◆ Prompt
Write only the number of lines in the entries below that contain the string "JSON".

Data items:
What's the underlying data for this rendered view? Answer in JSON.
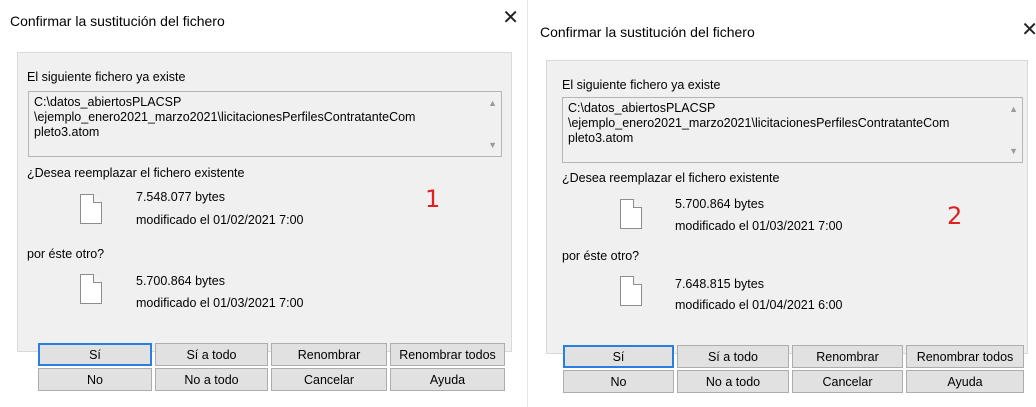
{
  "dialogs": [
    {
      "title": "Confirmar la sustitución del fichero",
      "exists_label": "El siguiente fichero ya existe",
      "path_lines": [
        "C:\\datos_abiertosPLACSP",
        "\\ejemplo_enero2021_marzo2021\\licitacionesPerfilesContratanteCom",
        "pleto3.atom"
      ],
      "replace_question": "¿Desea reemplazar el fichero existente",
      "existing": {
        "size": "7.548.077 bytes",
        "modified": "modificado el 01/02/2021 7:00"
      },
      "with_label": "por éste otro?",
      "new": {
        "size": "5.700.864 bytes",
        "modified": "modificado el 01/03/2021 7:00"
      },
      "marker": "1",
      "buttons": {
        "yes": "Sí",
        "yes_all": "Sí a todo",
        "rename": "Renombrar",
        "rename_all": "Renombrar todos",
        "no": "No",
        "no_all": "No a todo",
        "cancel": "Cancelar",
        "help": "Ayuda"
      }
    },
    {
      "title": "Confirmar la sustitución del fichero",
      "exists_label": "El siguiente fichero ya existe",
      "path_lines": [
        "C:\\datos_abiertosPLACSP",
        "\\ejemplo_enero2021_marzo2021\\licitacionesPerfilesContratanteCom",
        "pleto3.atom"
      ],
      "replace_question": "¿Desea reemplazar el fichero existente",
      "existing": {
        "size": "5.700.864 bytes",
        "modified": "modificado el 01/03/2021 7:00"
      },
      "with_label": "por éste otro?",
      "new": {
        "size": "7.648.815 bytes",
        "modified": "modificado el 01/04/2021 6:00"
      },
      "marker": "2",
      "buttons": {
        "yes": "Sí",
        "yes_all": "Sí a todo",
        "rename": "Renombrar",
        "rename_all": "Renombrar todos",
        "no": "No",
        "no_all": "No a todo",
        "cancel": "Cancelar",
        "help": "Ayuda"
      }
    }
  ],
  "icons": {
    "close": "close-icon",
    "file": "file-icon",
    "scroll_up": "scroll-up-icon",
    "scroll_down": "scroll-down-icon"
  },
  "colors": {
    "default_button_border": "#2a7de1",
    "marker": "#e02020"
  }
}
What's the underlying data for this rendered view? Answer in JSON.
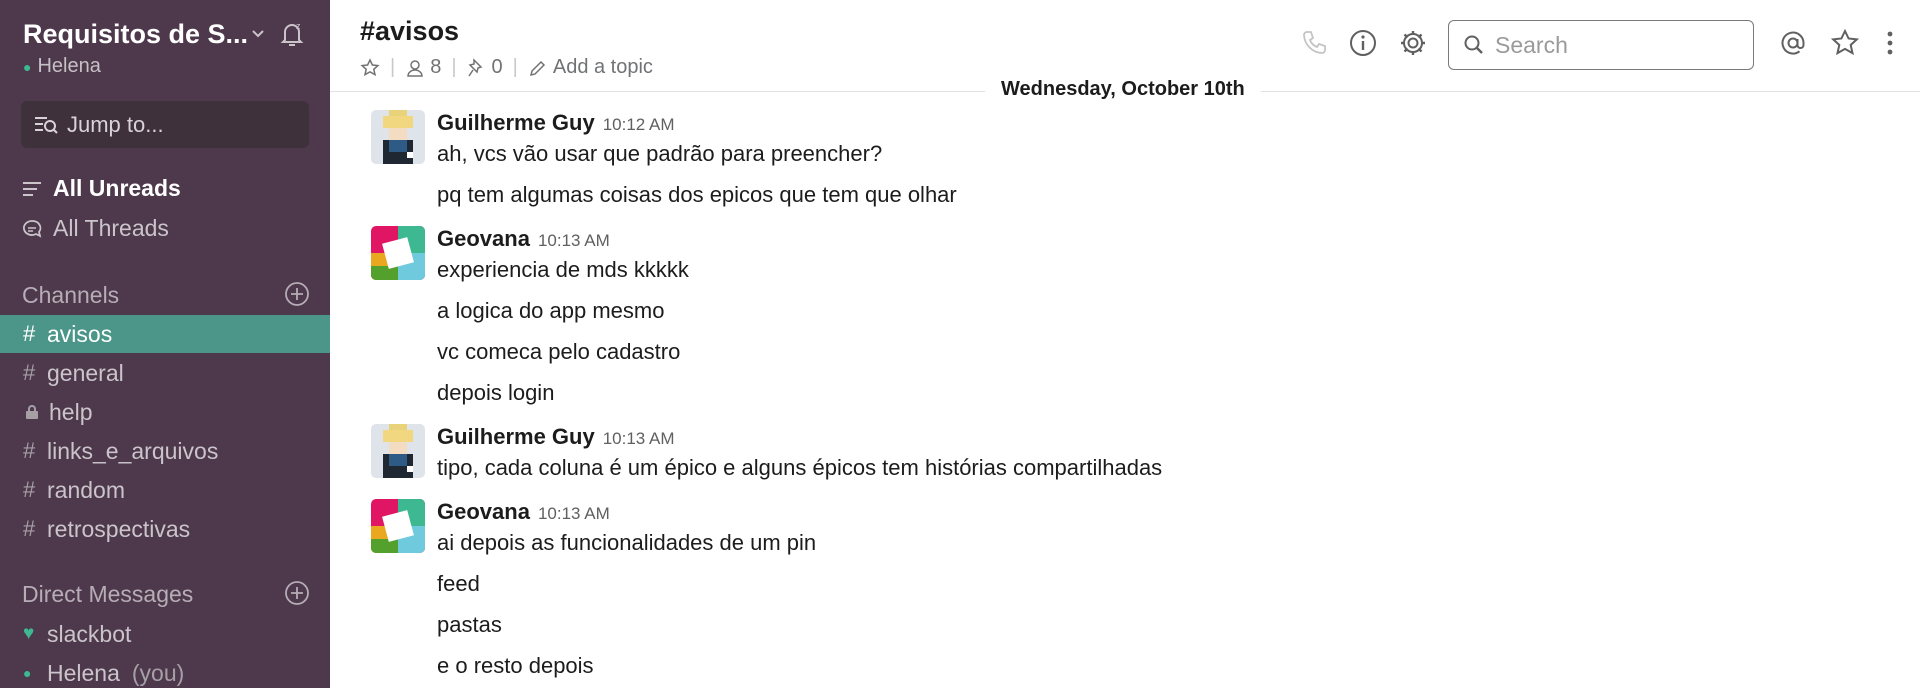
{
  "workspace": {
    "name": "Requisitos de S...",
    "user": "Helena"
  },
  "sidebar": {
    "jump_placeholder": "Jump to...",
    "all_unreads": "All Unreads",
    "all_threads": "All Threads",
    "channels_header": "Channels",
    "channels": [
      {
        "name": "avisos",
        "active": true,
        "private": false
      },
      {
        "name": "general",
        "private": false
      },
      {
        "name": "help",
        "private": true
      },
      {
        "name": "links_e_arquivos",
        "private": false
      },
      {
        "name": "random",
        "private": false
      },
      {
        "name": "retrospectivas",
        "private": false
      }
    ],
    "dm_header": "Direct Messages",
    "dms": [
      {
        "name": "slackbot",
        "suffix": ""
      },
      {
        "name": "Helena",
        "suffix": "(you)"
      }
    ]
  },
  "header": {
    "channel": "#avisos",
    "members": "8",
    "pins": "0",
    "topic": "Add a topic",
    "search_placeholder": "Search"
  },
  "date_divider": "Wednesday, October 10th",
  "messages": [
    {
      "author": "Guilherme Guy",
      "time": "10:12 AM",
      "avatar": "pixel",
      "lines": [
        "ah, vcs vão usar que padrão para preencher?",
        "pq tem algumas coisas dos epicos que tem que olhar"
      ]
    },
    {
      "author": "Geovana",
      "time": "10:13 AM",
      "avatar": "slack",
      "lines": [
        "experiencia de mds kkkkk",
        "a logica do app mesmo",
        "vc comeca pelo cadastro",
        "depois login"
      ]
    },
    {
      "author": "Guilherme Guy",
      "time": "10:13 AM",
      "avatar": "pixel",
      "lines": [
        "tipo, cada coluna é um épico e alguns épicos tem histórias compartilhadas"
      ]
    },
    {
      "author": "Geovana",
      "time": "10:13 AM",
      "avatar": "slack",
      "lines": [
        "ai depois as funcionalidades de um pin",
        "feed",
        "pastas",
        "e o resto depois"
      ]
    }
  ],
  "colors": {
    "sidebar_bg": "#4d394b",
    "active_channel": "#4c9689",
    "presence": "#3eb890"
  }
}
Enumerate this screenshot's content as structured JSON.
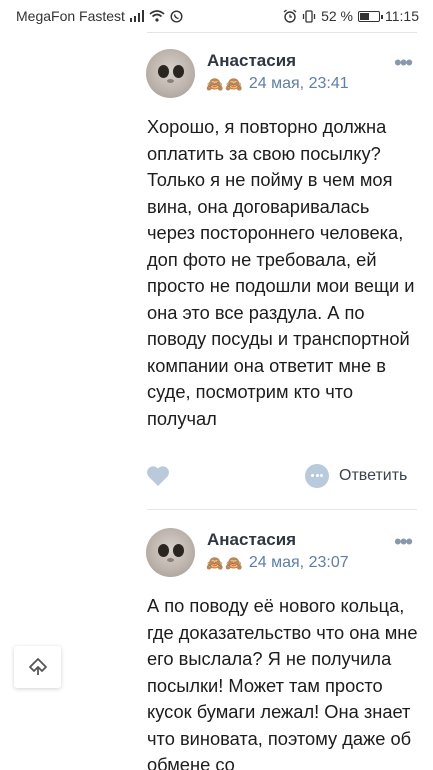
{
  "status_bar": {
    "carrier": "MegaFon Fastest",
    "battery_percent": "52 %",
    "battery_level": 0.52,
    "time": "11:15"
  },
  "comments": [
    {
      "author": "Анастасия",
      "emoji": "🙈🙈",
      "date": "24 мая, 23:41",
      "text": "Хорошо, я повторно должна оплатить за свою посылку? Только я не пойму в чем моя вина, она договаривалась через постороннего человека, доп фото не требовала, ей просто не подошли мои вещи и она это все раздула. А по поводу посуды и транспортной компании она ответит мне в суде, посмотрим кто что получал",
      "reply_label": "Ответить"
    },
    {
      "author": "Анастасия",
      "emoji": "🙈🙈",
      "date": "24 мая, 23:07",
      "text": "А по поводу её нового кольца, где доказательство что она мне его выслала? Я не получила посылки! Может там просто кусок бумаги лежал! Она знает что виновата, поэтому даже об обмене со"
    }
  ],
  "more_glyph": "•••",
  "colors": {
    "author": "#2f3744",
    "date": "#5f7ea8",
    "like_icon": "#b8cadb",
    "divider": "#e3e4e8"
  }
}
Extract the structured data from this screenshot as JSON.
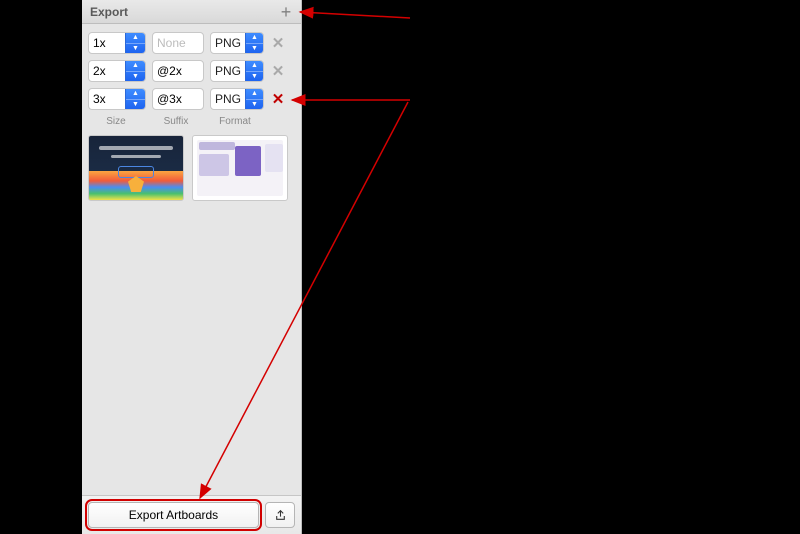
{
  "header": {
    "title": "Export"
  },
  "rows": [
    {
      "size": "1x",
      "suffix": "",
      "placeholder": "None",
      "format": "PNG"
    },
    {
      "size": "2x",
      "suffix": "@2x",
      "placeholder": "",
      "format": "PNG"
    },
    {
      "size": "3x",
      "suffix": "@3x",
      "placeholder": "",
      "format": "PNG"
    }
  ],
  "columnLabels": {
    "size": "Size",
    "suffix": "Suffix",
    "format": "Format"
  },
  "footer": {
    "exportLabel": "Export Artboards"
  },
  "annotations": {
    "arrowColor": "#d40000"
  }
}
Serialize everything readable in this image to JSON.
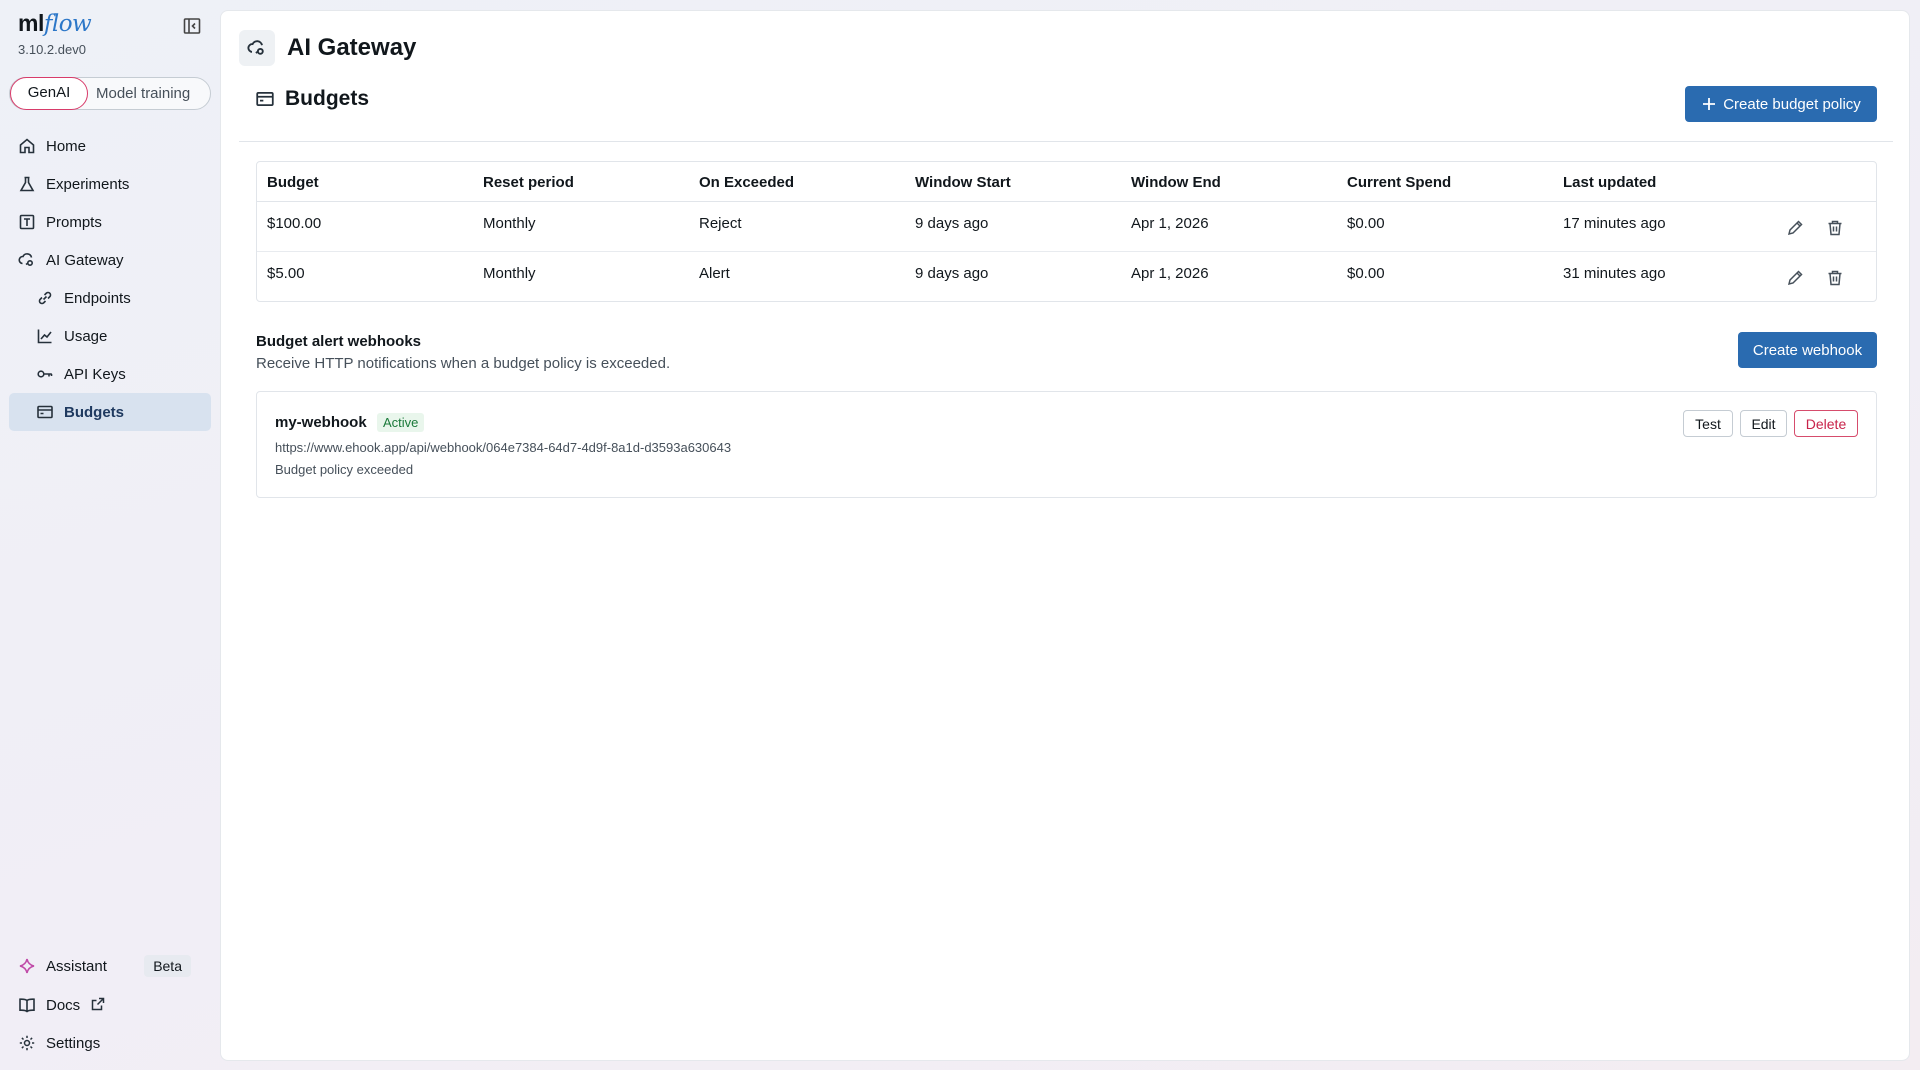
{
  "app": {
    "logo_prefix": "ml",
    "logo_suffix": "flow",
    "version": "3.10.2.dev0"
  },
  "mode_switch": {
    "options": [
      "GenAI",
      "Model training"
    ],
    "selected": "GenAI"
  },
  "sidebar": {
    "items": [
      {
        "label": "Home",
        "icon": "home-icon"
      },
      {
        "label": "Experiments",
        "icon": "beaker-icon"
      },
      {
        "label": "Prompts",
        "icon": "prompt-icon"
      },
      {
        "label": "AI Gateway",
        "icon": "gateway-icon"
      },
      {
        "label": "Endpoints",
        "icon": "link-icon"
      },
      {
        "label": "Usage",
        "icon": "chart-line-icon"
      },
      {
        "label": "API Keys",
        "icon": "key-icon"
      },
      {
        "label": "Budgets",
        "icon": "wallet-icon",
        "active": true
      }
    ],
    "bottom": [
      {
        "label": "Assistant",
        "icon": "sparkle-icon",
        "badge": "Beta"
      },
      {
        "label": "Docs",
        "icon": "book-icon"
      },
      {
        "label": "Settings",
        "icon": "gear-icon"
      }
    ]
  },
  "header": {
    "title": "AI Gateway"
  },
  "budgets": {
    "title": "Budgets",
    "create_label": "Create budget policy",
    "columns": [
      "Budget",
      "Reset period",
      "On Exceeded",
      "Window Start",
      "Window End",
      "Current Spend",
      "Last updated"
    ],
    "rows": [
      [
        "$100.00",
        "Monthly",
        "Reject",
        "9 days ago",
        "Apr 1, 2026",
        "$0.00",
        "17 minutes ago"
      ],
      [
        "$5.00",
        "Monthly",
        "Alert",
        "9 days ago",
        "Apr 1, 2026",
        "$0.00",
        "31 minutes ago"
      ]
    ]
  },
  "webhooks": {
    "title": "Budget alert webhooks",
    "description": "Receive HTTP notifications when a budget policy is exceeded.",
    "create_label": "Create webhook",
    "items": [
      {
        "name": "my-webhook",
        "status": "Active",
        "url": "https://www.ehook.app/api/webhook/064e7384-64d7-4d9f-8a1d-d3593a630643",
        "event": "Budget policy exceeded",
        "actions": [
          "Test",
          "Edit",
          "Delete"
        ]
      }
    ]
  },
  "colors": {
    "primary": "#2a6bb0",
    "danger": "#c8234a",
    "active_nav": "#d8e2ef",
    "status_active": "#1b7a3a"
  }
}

◆ Your response
5